Friday, January 23, 2009

Some blogging options you might want to explore.

I’m trying to get back in the habit of posting so I’m hoping these posts will get me brain active again

I just posted a comment to an older post on someone’s blog and it occurred to me that it may not be obvious how to know when someone has commented on your blogs, particularly if they comment on an older post.

If you go into the Settings tab of your blog and click on the Comment’s link you’ll find an option Comment Notification Email down at the bottom of the page. If you put your email address here and click Save Settings, you’ll always get an email when someone posts a comment.

One other idea that you might like to consider. If you find yourself using a camera phone and you have an email/texting package, you can send photo directly from your phone to your blog. Under the Settings tab, look for the Email link and you’ll see two options.

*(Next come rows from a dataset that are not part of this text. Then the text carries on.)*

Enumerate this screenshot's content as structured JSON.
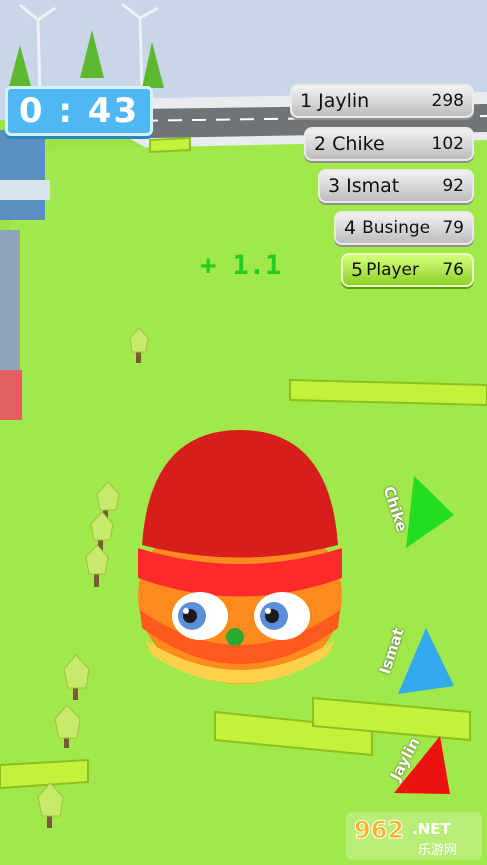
{
  "timer": {
    "text": "0 : 43"
  },
  "leaderboard": [
    {
      "rank": "1",
      "name": "Jaylin",
      "score": "298"
    },
    {
      "rank": "2",
      "name": "Chike",
      "score": "102"
    },
    {
      "rank": "3",
      "name": "Ismat",
      "score": "92"
    },
    {
      "rank": "4",
      "name": "Businge",
      "score": "79"
    },
    {
      "rank": "5",
      "name": "Player",
      "score": "76"
    }
  ],
  "score_popup": "+ 1.1",
  "pointers": [
    {
      "name": "Chike",
      "color": "#22dd22"
    },
    {
      "name": "Ismat",
      "color": "#33aaee"
    },
    {
      "name": "Jaylin",
      "color": "#ee1111"
    }
  ],
  "watermark": {
    "brand": "962.NET",
    "sub": "乐游网"
  }
}
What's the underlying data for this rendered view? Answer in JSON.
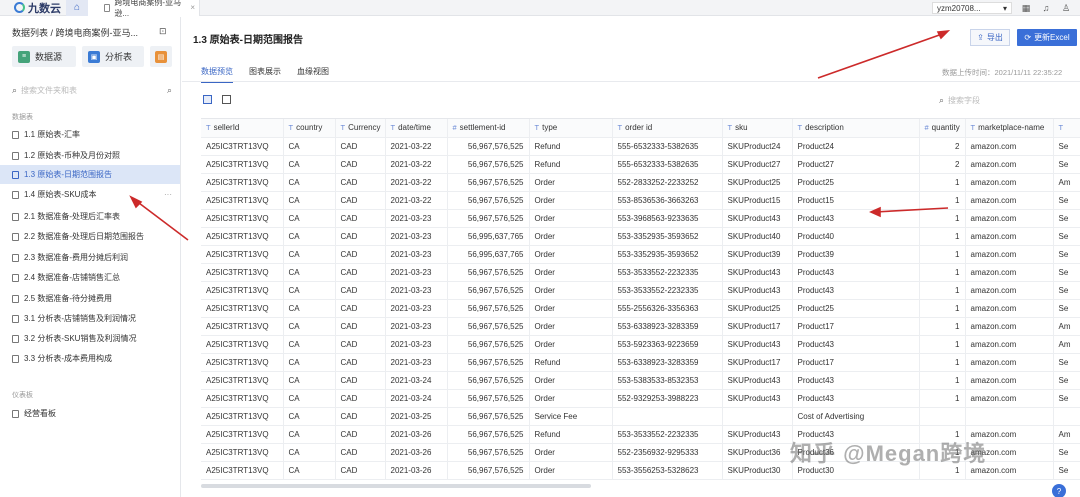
{
  "topbar": {
    "logo_text": "九数云",
    "doc_tab_label": "跨境电商案例-亚马逊...",
    "user_name": "yzm20708...",
    "colors": {
      "accent": "#3a66c4",
      "primary_button": "#3a6fd8",
      "active_row": "#dce6f7"
    }
  },
  "sidebar": {
    "breadcrumb": "数据列表 / 跨境电商案例-亚马...",
    "datasource_label": "数据源",
    "analysis_label": "分析表",
    "search_placeholder": "搜索文件夹和表",
    "section_data": "数据表",
    "section_dashboard": "仪表板",
    "items": [
      {
        "label": "1.1 原始表-汇率"
      },
      {
        "label": "1.2 原始表-币种及月份对照"
      },
      {
        "label": "1.3 原始表-日期范围报告"
      },
      {
        "label": "1.4 原始表-SKU成本"
      },
      {
        "label": "2.1 数据准备-处理后汇率表"
      },
      {
        "label": "2.2 数据准备-处理后日期范围报告"
      },
      {
        "label": "2.3 数据准备-费用分摊后利润"
      },
      {
        "label": "2.4 数据准备-店铺销售汇总"
      },
      {
        "label": "2.5 数据准备-待分摊费用"
      },
      {
        "label": "3.1 分析表-店铺销售及利润情况"
      },
      {
        "label": "3.2 分析表-SKU销售及利润情况"
      },
      {
        "label": "3.3 分析表-成本费用构成"
      }
    ],
    "dashboard_item": "经营看板"
  },
  "main": {
    "title": "1.3 原始表-日期范围报告",
    "export_label": "导出",
    "update_label": "更新Excel",
    "tabs": [
      {
        "label": "数据预览"
      },
      {
        "label": "图表展示"
      },
      {
        "label": "血缘视图"
      }
    ],
    "upload_time": "数据上传时间：2021/11/11 22:35:22",
    "grid_search_placeholder": "搜索字段"
  },
  "table": {
    "columns": [
      {
        "label": "sellerId",
        "type": "T"
      },
      {
        "label": "country",
        "type": "T"
      },
      {
        "label": "Currency",
        "type": "T"
      },
      {
        "label": "date/time",
        "type": "T"
      },
      {
        "label": "settlement-id",
        "type": "#"
      },
      {
        "label": "type",
        "type": "T"
      },
      {
        "label": "order id",
        "type": "T"
      },
      {
        "label": "sku",
        "type": "T"
      },
      {
        "label": "description",
        "type": "T"
      },
      {
        "label": "quantity",
        "type": "#"
      },
      {
        "label": "marketplace-name",
        "type": "T"
      },
      {
        "label": "",
        "type": "T"
      }
    ],
    "rows": [
      [
        "A25IC3TRT13VQ",
        "CA",
        "CAD",
        "2021-03-22",
        "56,967,576,525",
        "Refund",
        "555-6532333-5382635",
        "SKUProduct24",
        "Product24",
        "2",
        "amazon.com",
        "Se"
      ],
      [
        "A25IC3TRT13VQ",
        "CA",
        "CAD",
        "2021-03-22",
        "56,967,576,525",
        "Refund",
        "555-6532333-5382635",
        "SKUProduct27",
        "Product27",
        "2",
        "amazon.com",
        "Se"
      ],
      [
        "A25IC3TRT13VQ",
        "CA",
        "CAD",
        "2021-03-22",
        "56,967,576,525",
        "Order",
        "552-2833252-2233252",
        "SKUProduct25",
        "Product25",
        "1",
        "amazon.com",
        "Am"
      ],
      [
        "A25IC3TRT13VQ",
        "CA",
        "CAD",
        "2021-03-22",
        "56,967,576,525",
        "Order",
        "553-8536536-3663263",
        "SKUProduct15",
        "Product15",
        "1",
        "amazon.com",
        "Se"
      ],
      [
        "A25IC3TRT13VQ",
        "CA",
        "CAD",
        "2021-03-23",
        "56,967,576,525",
        "Order",
        "553-3968563-9233635",
        "SKUProduct43",
        "Product43",
        "1",
        "amazon.com",
        "Se"
      ],
      [
        "A25IC3TRT13VQ",
        "CA",
        "CAD",
        "2021-03-23",
        "56,995,637,765",
        "Order",
        "553-3352935-3593652",
        "SKUProduct40",
        "Product40",
        "1",
        "amazon.com",
        "Se"
      ],
      [
        "A25IC3TRT13VQ",
        "CA",
        "CAD",
        "2021-03-23",
        "56,995,637,765",
        "Order",
        "553-3352935-3593652",
        "SKUProduct39",
        "Product39",
        "1",
        "amazon.com",
        "Se"
      ],
      [
        "A25IC3TRT13VQ",
        "CA",
        "CAD",
        "2021-03-23",
        "56,967,576,525",
        "Order",
        "553-3533552-2232335",
        "SKUProduct43",
        "Product43",
        "1",
        "amazon.com",
        "Se"
      ],
      [
        "A25IC3TRT13VQ",
        "CA",
        "CAD",
        "2021-03-23",
        "56,967,576,525",
        "Order",
        "553-3533552-2232335",
        "SKUProduct43",
        "Product43",
        "1",
        "amazon.com",
        "Se"
      ],
      [
        "A25IC3TRT13VQ",
        "CA",
        "CAD",
        "2021-03-23",
        "56,967,576,525",
        "Order",
        "555-2556326-3356363",
        "SKUProduct25",
        "Product25",
        "1",
        "amazon.com",
        "Se"
      ],
      [
        "A25IC3TRT13VQ",
        "CA",
        "CAD",
        "2021-03-23",
        "56,967,576,525",
        "Order",
        "553-6338923-3283359",
        "SKUProduct17",
        "Product17",
        "1",
        "amazon.com",
        "Am"
      ],
      [
        "A25IC3TRT13VQ",
        "CA",
        "CAD",
        "2021-03-23",
        "56,967,576,525",
        "Order",
        "553-5923363-9223659",
        "SKUProduct43",
        "Product43",
        "1",
        "amazon.com",
        "Am"
      ],
      [
        "A25IC3TRT13VQ",
        "CA",
        "CAD",
        "2021-03-23",
        "56,967,576,525",
        "Refund",
        "553-6338923-3283359",
        "SKUProduct17",
        "Product17",
        "1",
        "amazon.com",
        "Se"
      ],
      [
        "A25IC3TRT13VQ",
        "CA",
        "CAD",
        "2021-03-24",
        "56,967,576,525",
        "Order",
        "553-5383533-8532353",
        "SKUProduct43",
        "Product43",
        "1",
        "amazon.com",
        "Se"
      ],
      [
        "A25IC3TRT13VQ",
        "CA",
        "CAD",
        "2021-03-24",
        "56,967,576,525",
        "Order",
        "552-9329253-3988223",
        "SKUProduct43",
        "Product43",
        "1",
        "amazon.com",
        "Se"
      ],
      [
        "A25IC3TRT13VQ",
        "CA",
        "CAD",
        "2021-03-25",
        "56,967,576,525",
        "Service Fee",
        "",
        "",
        "Cost of Advertising",
        "",
        "",
        ""
      ],
      [
        "A25IC3TRT13VQ",
        "CA",
        "CAD",
        "2021-03-26",
        "56,967,576,525",
        "Refund",
        "553-3533552-2232335",
        "SKUProduct43",
        "Product43",
        "1",
        "amazon.com",
        "Am"
      ],
      [
        "A25IC3TRT13VQ",
        "CA",
        "CAD",
        "2021-03-26",
        "56,967,576,525",
        "Order",
        "552-2356932-9295333",
        "SKUProduct36",
        "Product36",
        "1",
        "amazon.com",
        "Se"
      ],
      [
        "A25IC3TRT13VQ",
        "CA",
        "CAD",
        "2021-03-26",
        "56,967,576,525",
        "Order",
        "553-3556253-5328623",
        "SKUProduct30",
        "Product30",
        "1",
        "amazon.com",
        "Se"
      ]
    ]
  },
  "overlay": {
    "watermark": "知乎 @Megan跨境"
  }
}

The first option is similar to having an email sent to you when someone comments but in this case, you can list your friends email address and it will send them an email whenever you publish a new post.

The second option has a blank that you need to fill in to create a mail-to-Blogger email address. Whatever you send to this email account, whether it’s a post, or photo, or both, will publish to your blog. This is a fun option when you take a trip since you can let others know what your seeing without having to take time to update your blog at a computer. Again, don’t forget to scroll down to the Save Settings button – it doesn’t always appear without scrolling down so it’s easy to think you’ve updated the settings.

Wednesday, January 21, 2009

Do you ever wonder who's reading your blog?

It’s been so long since I’ve posted to this blog – sorry. Welcome back to the spring semester and welcome to ScottM blogging under the name Random Zealotry. If you get a chance, visit his blog and say hi.

I mentioned last semester that I have a number of blogs and I post to one of them every day. I’ve been trying to build an audience for this blog. I’m not sure exactly why, probably just for the challenge. As I write this, I’ve managed to get 503 hits on my blog since the year began. That’s chicken feed in the big picture but to give you some perspective I had only 2000 hits in 2008 so I’m off to a big start this year.

How, you may ask, do I know these stats? I use a service called Stat Counter http://www.statcounter.com/ There are a number of web-counters but I’m pleased with the information that Stat Counter provides. It’s pretty easy to use.

First, you have to register an account which is quick and easy. Once you’ve done this you need to add a project (you can track multiple projects from a single account.) You’ll answer a few questions to add a project. If you don’t understand a question, I’d say just leave the default answer and move forward to the configure and install code screen. You’ll have a few options – I chose the invisible counter. On the next page, you’ll pick what sort of webpage you want to track – Blogger is the default for me but if not you’ll find it on the list. This will generate the Javascript code you need to add to your blog as well as instructions for how to do this. This probably sounds difficult but it’s easier than you’d imagine and the Stat Counter will guide you through. It even sends an email to you with the Javascript and instructions.

Once you’ve done this, look at the menu bar right below the Stat Counter logo for the My Projects link. Click there and you’ll see your blog and any other projects you might add to this account. Of course, you might have to wait a while for someone to visit your blog so that you can track them but you’ll be surprised at what you can learn about your visitors. For example, today I see that 11 people have visited this blog including someone in Beijing, in the Netherlands, in San Paolo, Brazil, in Mecca, Saudi Arabia, as well as our friend Jessica (http://everythingifnotthesun.blogspot.com/)

One thing I would recommend doing is adding a blocking cookie to any computer that you use regularly so that you won’t end up counting yourself whenever you visit your own blog. Look for the Blocking Cookie link right above your projects list.

Sorry for the boring post. Hopefully I’ll learn something more interesting for next time but I thought this might be interesting.